++++ Data supplied ++++

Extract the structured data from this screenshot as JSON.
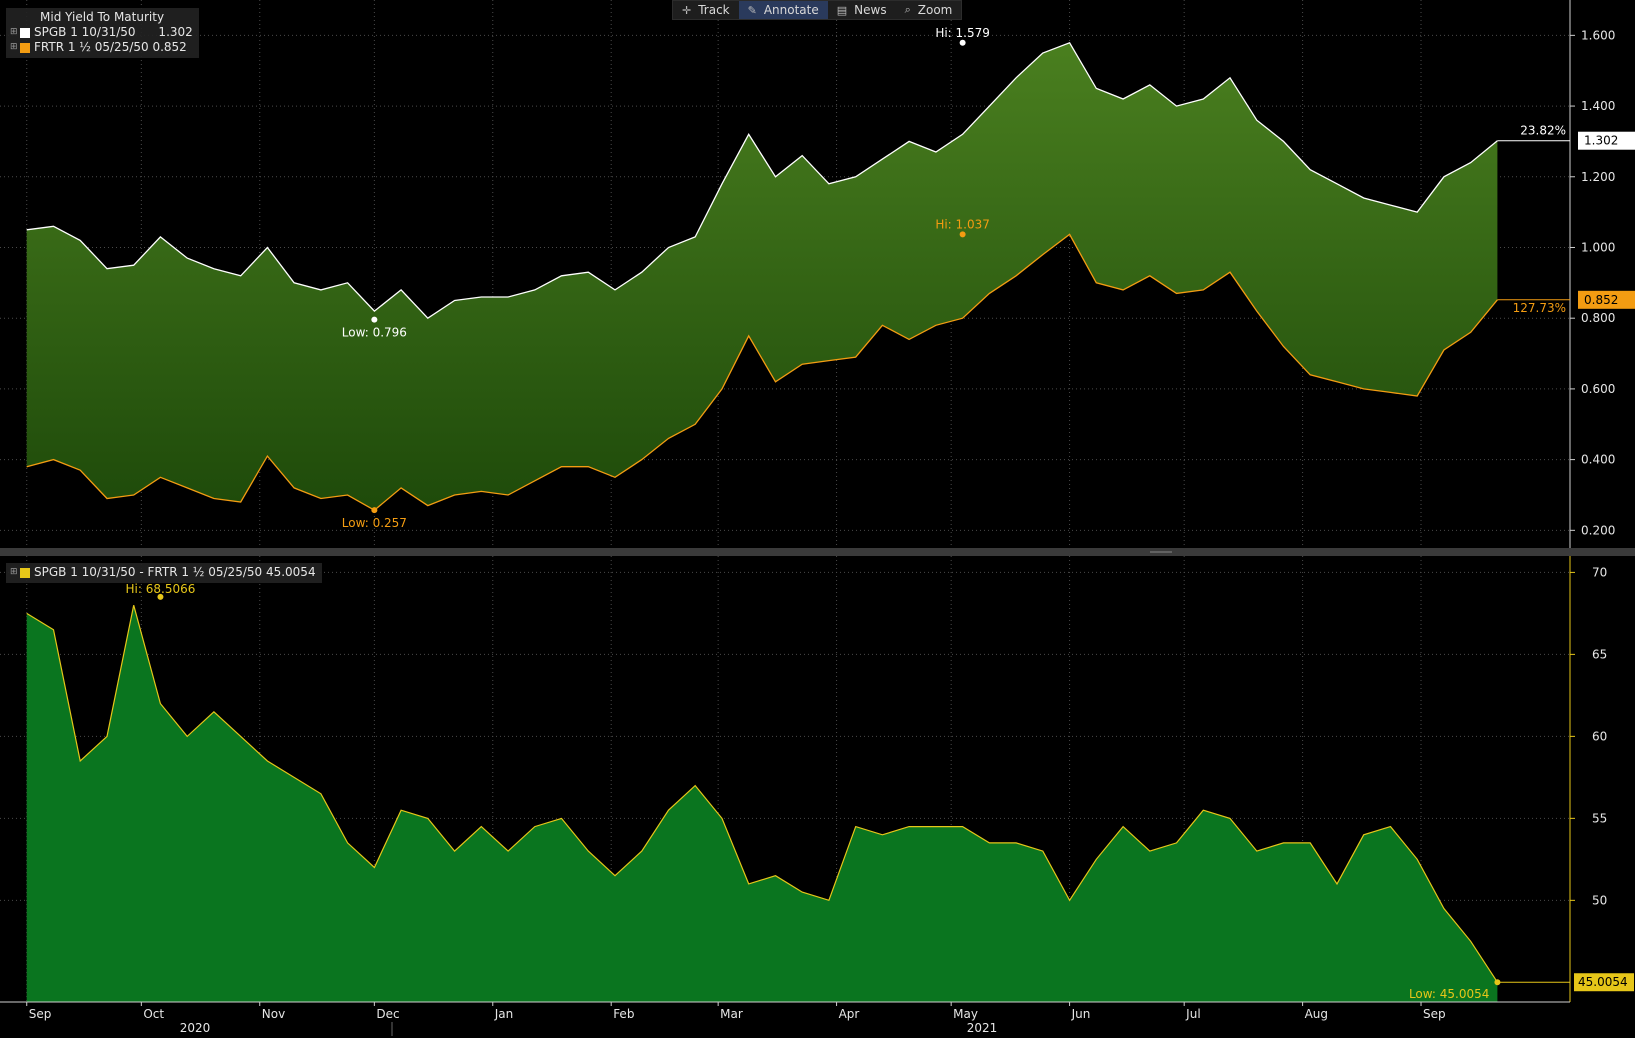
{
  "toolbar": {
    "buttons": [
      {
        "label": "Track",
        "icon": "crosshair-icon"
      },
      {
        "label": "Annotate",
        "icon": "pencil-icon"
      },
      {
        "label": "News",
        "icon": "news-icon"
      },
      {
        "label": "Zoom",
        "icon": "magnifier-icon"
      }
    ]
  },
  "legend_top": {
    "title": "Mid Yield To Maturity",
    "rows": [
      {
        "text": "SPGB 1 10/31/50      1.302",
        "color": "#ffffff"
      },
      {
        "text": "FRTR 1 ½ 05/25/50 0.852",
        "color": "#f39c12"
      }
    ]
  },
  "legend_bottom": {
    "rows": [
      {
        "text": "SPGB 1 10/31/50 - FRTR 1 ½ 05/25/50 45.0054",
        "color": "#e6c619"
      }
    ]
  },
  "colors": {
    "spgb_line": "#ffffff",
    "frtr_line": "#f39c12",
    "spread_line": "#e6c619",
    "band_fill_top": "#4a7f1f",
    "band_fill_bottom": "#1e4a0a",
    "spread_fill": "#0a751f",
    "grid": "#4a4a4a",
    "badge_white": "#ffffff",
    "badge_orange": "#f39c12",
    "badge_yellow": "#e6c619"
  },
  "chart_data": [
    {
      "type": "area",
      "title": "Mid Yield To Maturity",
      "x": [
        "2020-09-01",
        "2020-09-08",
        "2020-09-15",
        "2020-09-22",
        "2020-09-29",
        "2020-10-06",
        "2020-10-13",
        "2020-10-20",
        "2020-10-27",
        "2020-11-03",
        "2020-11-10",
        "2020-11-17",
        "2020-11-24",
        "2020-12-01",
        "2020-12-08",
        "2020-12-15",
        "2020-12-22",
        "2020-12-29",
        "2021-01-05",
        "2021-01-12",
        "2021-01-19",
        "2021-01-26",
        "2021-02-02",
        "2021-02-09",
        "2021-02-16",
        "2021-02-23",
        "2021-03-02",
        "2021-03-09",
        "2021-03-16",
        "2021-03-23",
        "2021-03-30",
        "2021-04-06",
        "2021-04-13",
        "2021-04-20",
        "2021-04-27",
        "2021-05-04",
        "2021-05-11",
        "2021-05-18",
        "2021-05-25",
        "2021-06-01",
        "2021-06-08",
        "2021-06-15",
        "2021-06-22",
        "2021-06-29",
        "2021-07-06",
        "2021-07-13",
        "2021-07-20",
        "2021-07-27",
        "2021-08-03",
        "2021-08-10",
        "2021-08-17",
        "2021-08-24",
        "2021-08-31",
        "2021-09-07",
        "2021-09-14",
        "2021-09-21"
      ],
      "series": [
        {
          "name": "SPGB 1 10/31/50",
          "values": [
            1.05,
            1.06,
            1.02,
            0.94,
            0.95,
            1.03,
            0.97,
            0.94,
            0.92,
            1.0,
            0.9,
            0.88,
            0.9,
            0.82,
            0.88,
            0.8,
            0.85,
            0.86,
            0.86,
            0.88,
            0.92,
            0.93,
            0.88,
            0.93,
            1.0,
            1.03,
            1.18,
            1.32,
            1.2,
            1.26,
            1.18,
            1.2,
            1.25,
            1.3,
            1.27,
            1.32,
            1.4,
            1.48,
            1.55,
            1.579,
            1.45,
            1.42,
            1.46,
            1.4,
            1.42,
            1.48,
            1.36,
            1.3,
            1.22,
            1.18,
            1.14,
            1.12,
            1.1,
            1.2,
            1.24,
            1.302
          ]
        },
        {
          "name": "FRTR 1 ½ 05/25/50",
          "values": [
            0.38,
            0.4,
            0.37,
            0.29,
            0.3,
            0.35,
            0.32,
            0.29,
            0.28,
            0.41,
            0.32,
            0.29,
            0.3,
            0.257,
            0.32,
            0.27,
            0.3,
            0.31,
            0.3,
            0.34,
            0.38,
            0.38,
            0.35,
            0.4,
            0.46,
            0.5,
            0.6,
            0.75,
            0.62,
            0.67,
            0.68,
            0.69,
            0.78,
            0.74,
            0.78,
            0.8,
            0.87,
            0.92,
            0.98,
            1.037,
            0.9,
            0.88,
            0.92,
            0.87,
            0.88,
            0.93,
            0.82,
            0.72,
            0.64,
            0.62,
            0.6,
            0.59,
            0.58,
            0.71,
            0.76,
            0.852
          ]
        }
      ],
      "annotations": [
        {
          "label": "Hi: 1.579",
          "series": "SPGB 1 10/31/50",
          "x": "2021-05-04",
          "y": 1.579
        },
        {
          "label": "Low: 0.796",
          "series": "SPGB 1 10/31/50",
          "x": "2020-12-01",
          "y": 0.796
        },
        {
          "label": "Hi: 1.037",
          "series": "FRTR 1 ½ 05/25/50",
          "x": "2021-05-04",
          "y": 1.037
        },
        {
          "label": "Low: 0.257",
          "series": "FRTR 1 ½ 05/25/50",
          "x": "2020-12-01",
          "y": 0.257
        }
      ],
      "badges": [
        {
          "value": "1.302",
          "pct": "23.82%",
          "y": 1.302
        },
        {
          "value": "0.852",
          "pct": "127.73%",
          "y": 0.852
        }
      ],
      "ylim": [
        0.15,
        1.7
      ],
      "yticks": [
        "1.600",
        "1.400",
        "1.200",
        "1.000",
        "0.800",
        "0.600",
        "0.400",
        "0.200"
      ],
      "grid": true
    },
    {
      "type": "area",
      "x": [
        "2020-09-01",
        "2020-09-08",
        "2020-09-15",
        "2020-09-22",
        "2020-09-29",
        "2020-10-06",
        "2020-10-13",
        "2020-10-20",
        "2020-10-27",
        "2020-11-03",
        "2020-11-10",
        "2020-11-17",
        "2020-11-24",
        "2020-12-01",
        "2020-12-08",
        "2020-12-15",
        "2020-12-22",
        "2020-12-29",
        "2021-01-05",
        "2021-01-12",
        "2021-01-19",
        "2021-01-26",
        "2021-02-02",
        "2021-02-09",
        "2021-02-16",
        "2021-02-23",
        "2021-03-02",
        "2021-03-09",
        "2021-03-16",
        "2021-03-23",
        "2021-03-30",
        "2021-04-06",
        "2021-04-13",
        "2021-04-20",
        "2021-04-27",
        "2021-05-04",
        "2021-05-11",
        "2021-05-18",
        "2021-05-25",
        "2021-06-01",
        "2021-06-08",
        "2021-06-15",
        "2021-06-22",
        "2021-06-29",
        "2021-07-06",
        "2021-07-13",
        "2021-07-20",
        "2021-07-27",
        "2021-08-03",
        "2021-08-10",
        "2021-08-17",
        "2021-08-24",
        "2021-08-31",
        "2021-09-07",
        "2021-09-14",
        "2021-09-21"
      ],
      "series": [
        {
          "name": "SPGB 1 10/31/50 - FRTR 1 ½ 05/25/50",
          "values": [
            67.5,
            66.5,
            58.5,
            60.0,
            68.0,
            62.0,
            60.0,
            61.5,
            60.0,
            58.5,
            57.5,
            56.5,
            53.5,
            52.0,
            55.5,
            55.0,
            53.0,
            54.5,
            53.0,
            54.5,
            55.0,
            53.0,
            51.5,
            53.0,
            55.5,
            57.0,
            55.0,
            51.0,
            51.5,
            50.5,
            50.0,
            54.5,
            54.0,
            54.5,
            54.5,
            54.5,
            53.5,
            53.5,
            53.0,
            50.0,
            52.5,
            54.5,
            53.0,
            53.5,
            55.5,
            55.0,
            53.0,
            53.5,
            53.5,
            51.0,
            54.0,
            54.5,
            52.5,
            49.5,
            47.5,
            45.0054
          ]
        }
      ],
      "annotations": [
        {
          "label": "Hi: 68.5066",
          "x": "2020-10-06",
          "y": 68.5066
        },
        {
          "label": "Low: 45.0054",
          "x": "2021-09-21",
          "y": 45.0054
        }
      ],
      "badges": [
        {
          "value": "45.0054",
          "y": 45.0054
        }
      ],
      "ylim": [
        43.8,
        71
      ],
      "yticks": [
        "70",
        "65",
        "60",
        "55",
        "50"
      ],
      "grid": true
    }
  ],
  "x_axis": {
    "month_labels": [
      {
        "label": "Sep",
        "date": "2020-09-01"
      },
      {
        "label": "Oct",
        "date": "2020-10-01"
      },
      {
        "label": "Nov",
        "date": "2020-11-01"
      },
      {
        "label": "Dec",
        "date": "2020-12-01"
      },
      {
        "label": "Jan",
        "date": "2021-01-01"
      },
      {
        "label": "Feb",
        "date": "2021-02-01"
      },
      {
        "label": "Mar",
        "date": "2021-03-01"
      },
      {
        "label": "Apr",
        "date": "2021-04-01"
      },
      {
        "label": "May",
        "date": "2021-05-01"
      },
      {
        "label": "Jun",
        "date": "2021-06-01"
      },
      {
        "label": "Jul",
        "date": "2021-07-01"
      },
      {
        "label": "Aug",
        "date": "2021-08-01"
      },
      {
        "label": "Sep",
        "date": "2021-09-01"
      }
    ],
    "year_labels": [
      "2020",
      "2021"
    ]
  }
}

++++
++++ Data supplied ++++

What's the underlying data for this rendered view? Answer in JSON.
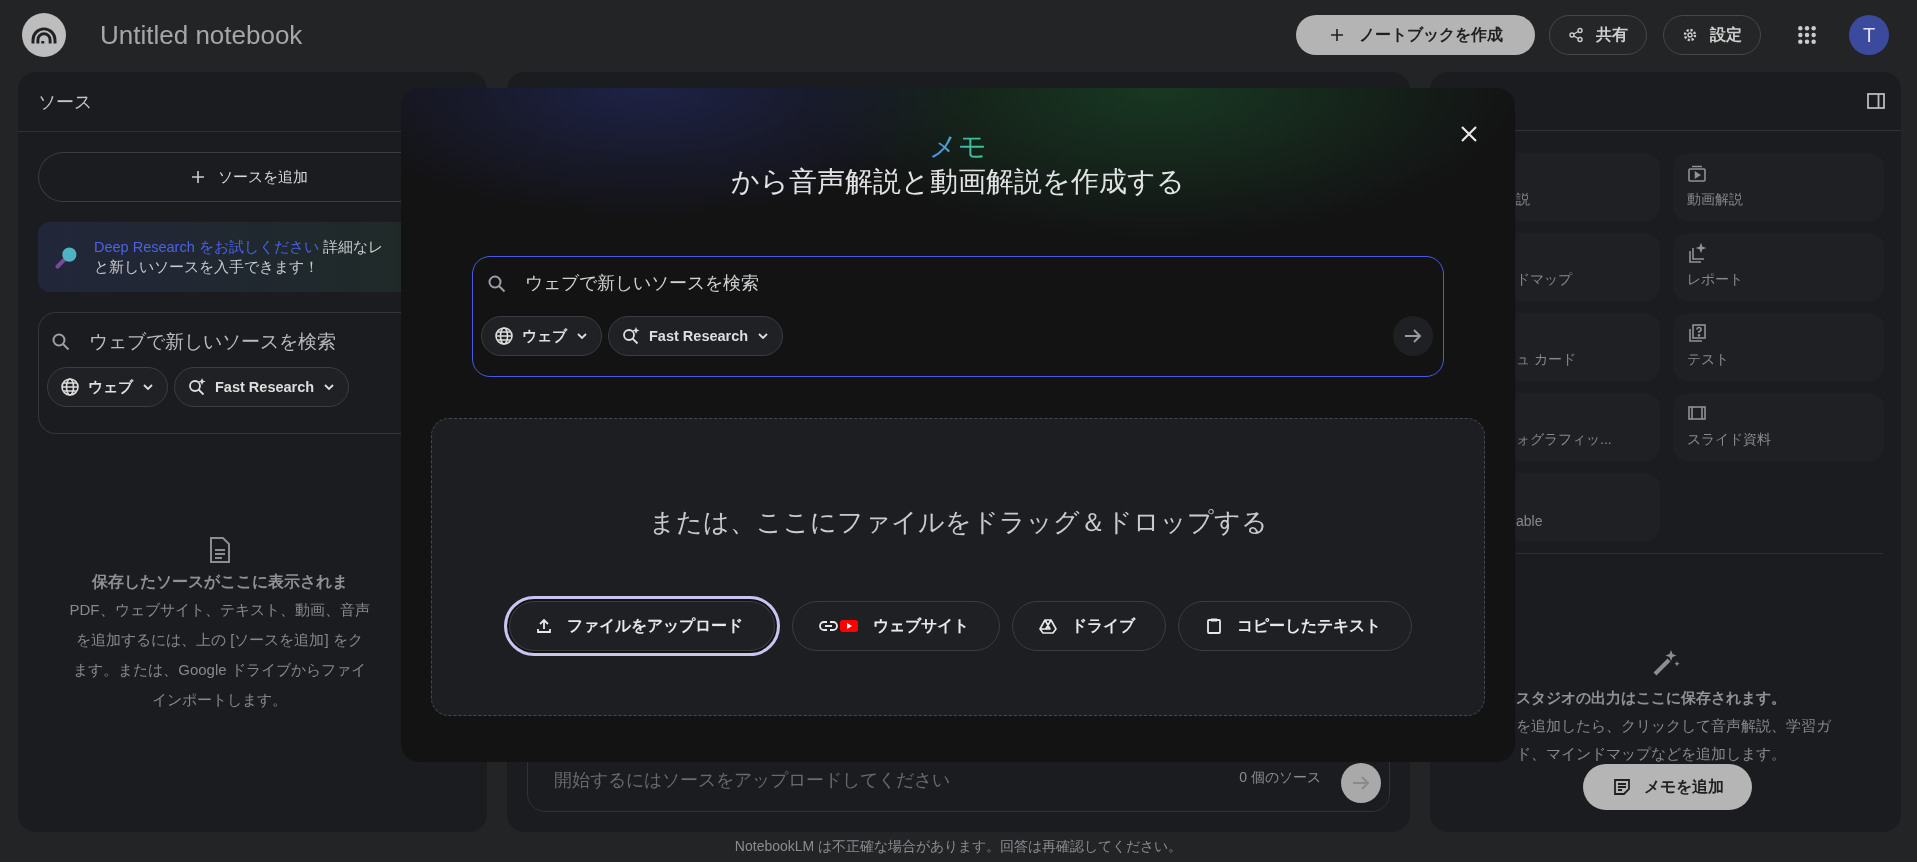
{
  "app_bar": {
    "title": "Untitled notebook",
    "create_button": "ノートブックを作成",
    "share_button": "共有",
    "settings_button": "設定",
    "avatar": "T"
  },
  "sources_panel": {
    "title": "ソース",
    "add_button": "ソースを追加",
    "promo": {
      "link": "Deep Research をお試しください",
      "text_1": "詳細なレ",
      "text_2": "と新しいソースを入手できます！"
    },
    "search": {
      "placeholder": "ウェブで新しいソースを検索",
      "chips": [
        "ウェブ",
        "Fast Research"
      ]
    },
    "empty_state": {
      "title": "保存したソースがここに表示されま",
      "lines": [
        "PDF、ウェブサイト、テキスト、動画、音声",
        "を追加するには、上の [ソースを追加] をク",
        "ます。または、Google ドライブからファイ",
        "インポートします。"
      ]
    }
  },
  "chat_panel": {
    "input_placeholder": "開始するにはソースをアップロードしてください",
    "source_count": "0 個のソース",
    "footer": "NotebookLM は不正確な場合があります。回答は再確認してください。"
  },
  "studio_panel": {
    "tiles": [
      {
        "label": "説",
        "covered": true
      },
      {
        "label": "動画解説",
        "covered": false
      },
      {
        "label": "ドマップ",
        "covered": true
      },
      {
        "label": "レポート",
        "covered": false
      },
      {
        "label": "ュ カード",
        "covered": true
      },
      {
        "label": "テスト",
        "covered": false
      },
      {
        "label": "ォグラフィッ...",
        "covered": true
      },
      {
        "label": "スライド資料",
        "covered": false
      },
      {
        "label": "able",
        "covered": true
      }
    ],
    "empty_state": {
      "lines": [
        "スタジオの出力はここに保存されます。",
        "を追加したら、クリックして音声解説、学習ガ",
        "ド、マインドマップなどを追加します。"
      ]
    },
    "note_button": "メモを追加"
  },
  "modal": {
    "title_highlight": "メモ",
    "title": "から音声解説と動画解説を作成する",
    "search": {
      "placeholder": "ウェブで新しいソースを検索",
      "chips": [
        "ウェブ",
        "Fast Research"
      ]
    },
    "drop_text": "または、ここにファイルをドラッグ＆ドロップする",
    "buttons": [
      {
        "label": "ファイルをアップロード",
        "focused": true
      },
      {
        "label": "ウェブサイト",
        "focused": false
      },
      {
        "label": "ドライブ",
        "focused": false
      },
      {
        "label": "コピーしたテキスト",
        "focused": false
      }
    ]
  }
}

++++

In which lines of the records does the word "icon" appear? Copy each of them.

        "icon": "crosshair-icon"
        "icon": "pencil-icon"
        "icon": "news-icon"
        "icon": "magnifier-icon"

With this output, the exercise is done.